“That’s a good one. You better get a harpoon on him.” The boat’s owner headed in the cabin for the gun.
“Harpoon ’em first,” the guide shouted. “Screw the gun. There ain’t much hook on there so harpoon him.” There was never any cheerleading from these three captains. No one was a spectator. All hands were on deck. They espoused worst-case scenarios and gave second-nature orders, and even though I couldn’t hear much of what was being said at the time, I remember the nature of it.
“There ain’t much for hook on there, so keep the rod up. Get the harpoon ready. He’s probably 50 or better. Probably 60. Hooked right in the kisser. Don’t throw the handle in this time. You gotta back up. You guys ready? Here he comes. Hold your rod out to the side a little.”
The captain was closest and his voice was a more even tone. It was the voice of a pilot now, reassuring passengers of protocol for an imminent crash. “You gotta stay with it. Reel down to your flash. Now he’s gonna sway.”
“Assume the fetal position,” I thought. “Assure your oxygen mask is on before helping others.”
The other captain’s voice made its way over the sound of the motor. “He makes a jump with that thin leader, he’s gonna be gone.”
“He’s got 80-pound leader on there,” the boat owner said.
“I don’t know what’s on mine,” the guide said.
“Well, it ain’t on yours so it don’t matter.”
“Prepare for impact,” I thought.
I held the halibut and only worried that it would run again, even though it wasn’t likely.

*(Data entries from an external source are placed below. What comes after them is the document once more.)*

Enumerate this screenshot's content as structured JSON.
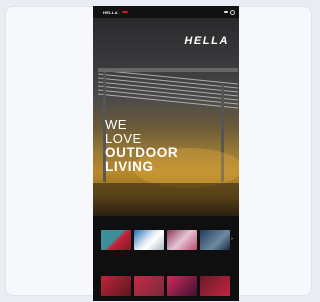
{
  "navbar": {
    "logo": "HELLA",
    "highlight": "",
    "items": [
      "",
      "",
      "",
      "",
      "",
      "",
      ""
    ],
    "pill": ""
  },
  "hero": {
    "logo": "HELLA",
    "line1": "WE",
    "line2": "LOVE",
    "line3": "OUTDOOR",
    "line4": "LIVING"
  },
  "section1": {
    "title": "",
    "thumbs": [
      {
        "caption": "",
        "color_a": "#3b8f9a",
        "color_b": "#c2243b"
      },
      {
        "caption": "",
        "color_a": "#1f6fb8",
        "color_b": "#ffffff"
      },
      {
        "caption": "",
        "color_a": "#8a3a5c",
        "color_b": "#e5c6d5"
      },
      {
        "caption": "",
        "color_a": "#243b5c",
        "color_b": "#6e8aa3"
      }
    ]
  },
  "section2": {
    "title": "",
    "thumbs": [
      {
        "color_a": "#c0253a",
        "color_b": "#5a1820"
      },
      {
        "color_a": "#c32a43",
        "color_b": "#7a2a3c"
      },
      {
        "color_a": "#d12a5c",
        "color_b": "#3d1130"
      },
      {
        "color_a": "#6a1a28",
        "color_b": "#c02540"
      }
    ]
  },
  "colors": {
    "brand_red": "#d3172a",
    "gold": "#b8892d"
  }
}
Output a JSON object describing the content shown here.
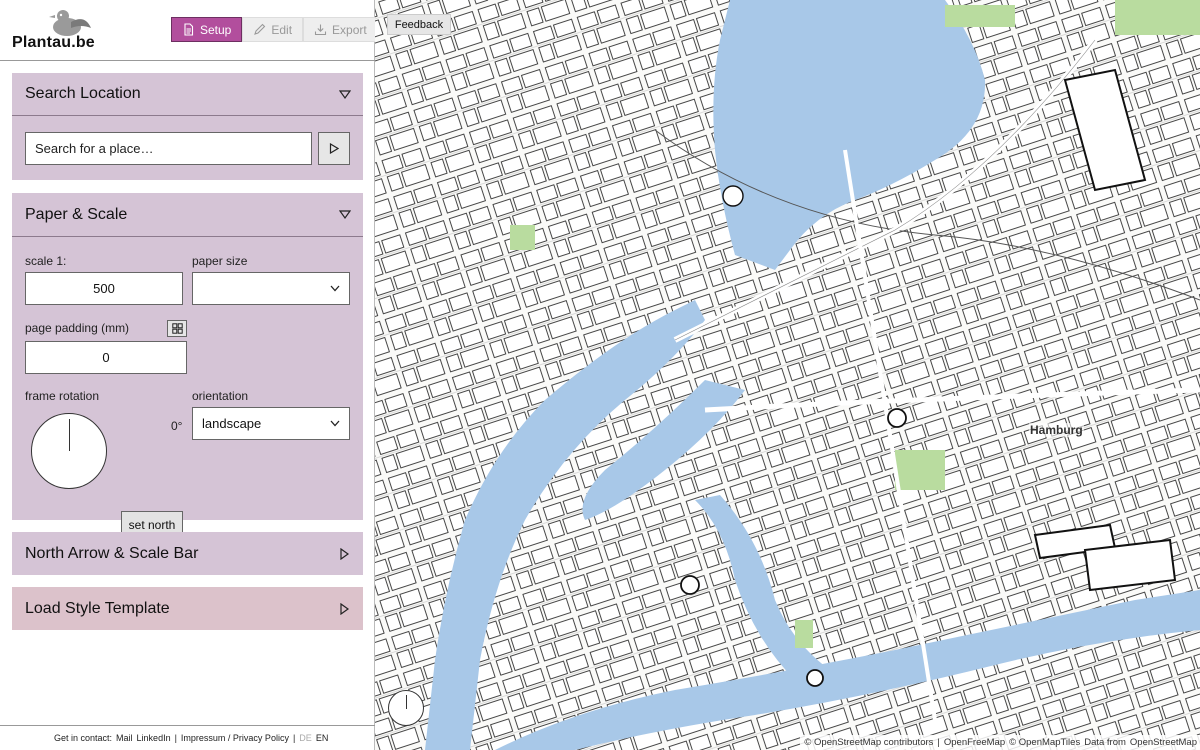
{
  "app": {
    "logo_text": "Plantau.be",
    "modes": [
      {
        "label": "Setup",
        "icon": "document-icon",
        "active": true
      },
      {
        "label": "Edit",
        "icon": "pencil-icon",
        "active": false
      },
      {
        "label": "Export",
        "icon": "download-icon",
        "active": false
      }
    ]
  },
  "panels": {
    "search": {
      "title": "Search Location",
      "input_value": "Search for a place…"
    },
    "paper": {
      "title": "Paper & Scale",
      "scale_label": "scale 1:",
      "scale_value": "500",
      "paper_size_label": "paper size",
      "paper_size_value": "",
      "padding_label": "page padding (mm)",
      "padding_value": "0",
      "rotation_label": "frame rotation",
      "rotation_value": "0°",
      "set_north_label": "set north",
      "orientation_label": "orientation",
      "orientation_value": "landscape"
    },
    "north": {
      "title": "North Arrow & Scale Bar"
    },
    "style": {
      "title": "Load Style Template"
    }
  },
  "footer": {
    "contact": "Get in contact:",
    "mail": "Mail",
    "linkedin": "LinkedIn",
    "sep": "|",
    "impressum": "Impressum / Privacy Policy",
    "lang_de": "DE",
    "lang_en": "EN"
  },
  "map": {
    "feedback_label": "Feedback",
    "city_label": "Hamburg",
    "attribution": [
      "© OpenStreetMap contributors",
      "|",
      "OpenFreeMap",
      "© OpenMapTiles",
      "Data from",
      "OpenStreetMap"
    ]
  },
  "colors": {
    "accent": "#b24e9d",
    "panel": "#d5c4d6",
    "panel_alt": "#dcc2cb",
    "water": "#a8c8e8",
    "park": "#b9dc9f"
  }
}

I didn’t know if I could take another run.
“Now he’s gonna sway,” the captain said. “Now let him sway back the other way.” He harpooned the fish, and relief broke through me. “Nice and easy,” the captain said.
“He’s gonna go crazy now,” the guide said. The halibut thrashed in the water and my arms felt heavy and good. All I could do was watch now. Struck dumb, I was no help.
“OK, get your gun,” the captain said.
“Uh, hold on one second,” the second captain said.
The river guide recognized the lull as I did and looked to be chewing a nail. “I’d do something but I’m hung on the bottom. My line’s hung on the bottom so I can’t do nothing. Careful with that thing now.”
A long stick was handed to the captain and a metallic boom sounded.
“Load it up again,” the captain said.
“You miss?” the guide said. “I don’t know how those things work. A regular pistol you need 3 inches of water. Gives ’em more concussion.”
“With these you just hammer down on ’em.”
The second shot seemed louder than the first and the halibut flattened and shook.
“That stunned him.”
My voice finally came back to me. The past 30 minutes I’d been struck mute and focused. Now I wanted to ask about the stick. My fishing partner asked if it was a .38. It was. The halibut was being pulled up over the edge by the captain, and he paused as the weighty fish rested on the gunnel.
“That’s probably a 60 or more, eh?” the guide guessed.
I just stared at the fish. I didn’t care if it was 50 or 60, but hoped it was 70 or more. The book said 100 by measurements, but the captain said it was about 80, and that’s what I’ll believe. As long as I wasn’t one of those 80 percent dying in the water — possibly from arm exhaustion — an 80-pounder sounded good to me.
Christine Cunningham was born in Alaska and has lived on the Kenai Peninsula for the last 20 years, where she enjoys fishing, hunting and outdoors recreation. Her book, “Women Hunting Alaska,” was released by Northern Publishing. She can be reached at firstname.lastname@example.org. For up-to-date information on the “Women Hunting Alaska” book, visit Northern Publishing online or Women Hunting Alaska on Facebook.